WORK TO BE COMPLETED: Filter the entries and keep only the lines where the string "screenshot" appears.

RECORDS SUPPLIED:
+--

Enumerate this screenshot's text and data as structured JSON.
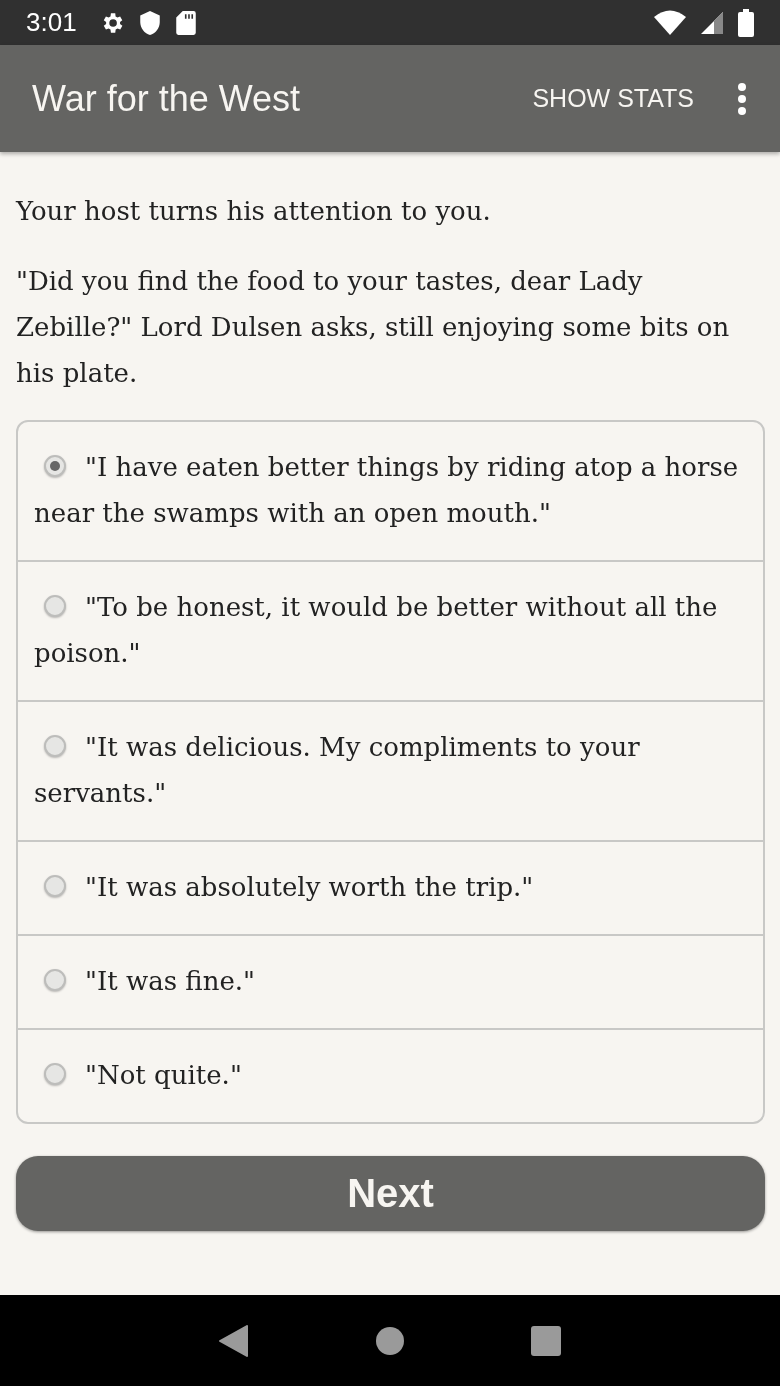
{
  "status_bar": {
    "time": "3:01"
  },
  "app_bar": {
    "title": "War for the West",
    "action": "SHOW STATS"
  },
  "paragraphs": [
    "Your host turns his attention to you.",
    "\"Did you find the food to your tastes, dear Lady Zebille?\" Lord Dulsen asks, still enjoying some bits on his plate."
  ],
  "choices": [
    {
      "label": "\"I have eaten better things by riding atop a horse near the swamps with an open mouth.\"",
      "selected": true
    },
    {
      "label": "\"To be honest, it would be better without all the poison.\"",
      "selected": false
    },
    {
      "label": "\"It was delicious. My compliments to your servants.\"",
      "selected": false
    },
    {
      "label": "\"It was absolutely worth the trip.\"",
      "selected": false
    },
    {
      "label": "\"It was fine.\"",
      "selected": false
    },
    {
      "label": "\"Not quite.\"",
      "selected": false
    }
  ],
  "next_button": "Next"
}
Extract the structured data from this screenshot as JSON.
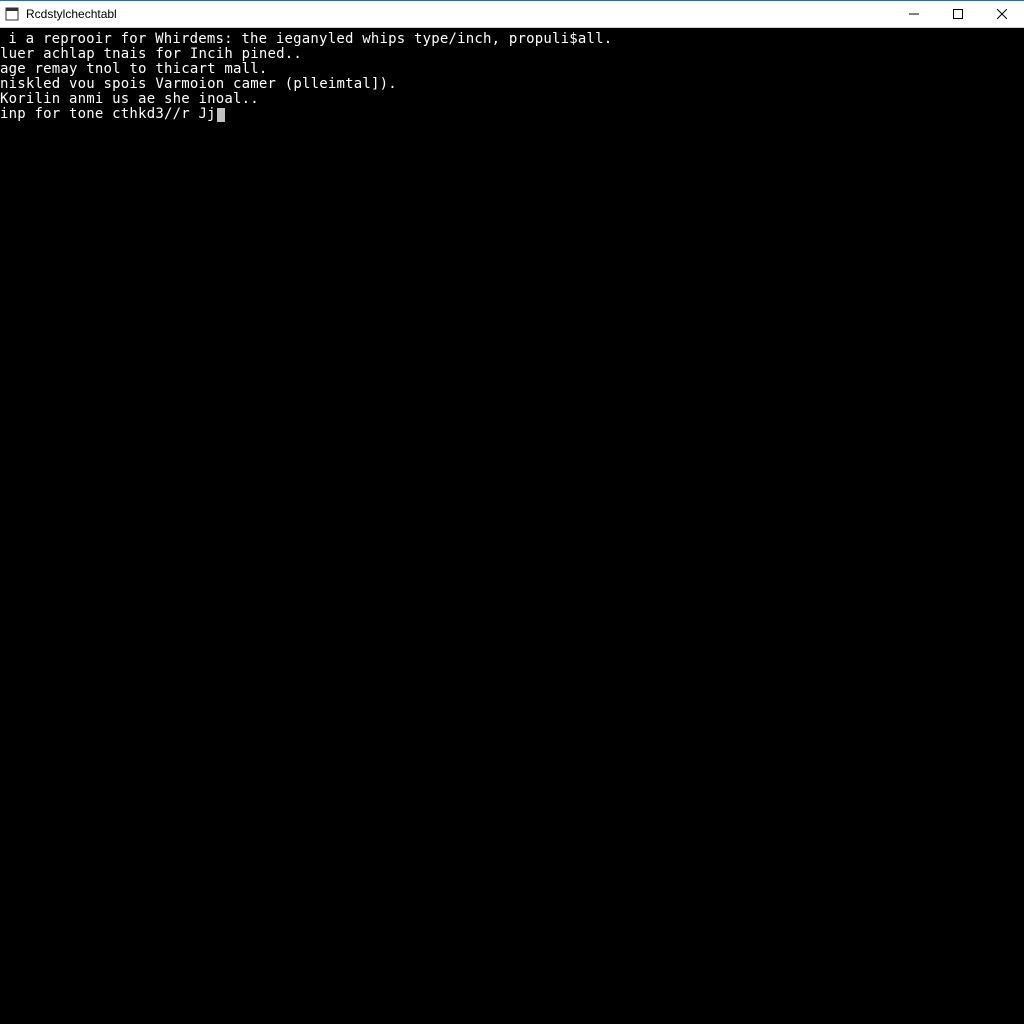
{
  "titlebar": {
    "title": "Rcdstylchechtabl"
  },
  "console": {
    "lines": [
      "￼i a reprooir for Whirdems: the ieganyled whips type/inch, propuli$all.",
      "luer achlap tnais for Incih pined..",
      "",
      "age remay tnol to thicart mall.",
      "niskled vou spois Varmoion camer (plleimtal]).",
      "Korilin anmi us ae she inoal..",
      "inp for tone cthkd3//r Jj"
    ]
  }
}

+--

RESULT OF THIS EXERCISE:
Enumerate this screenshot's text and data as structured JSON.
Extract the structured data from this screenshot as JSON.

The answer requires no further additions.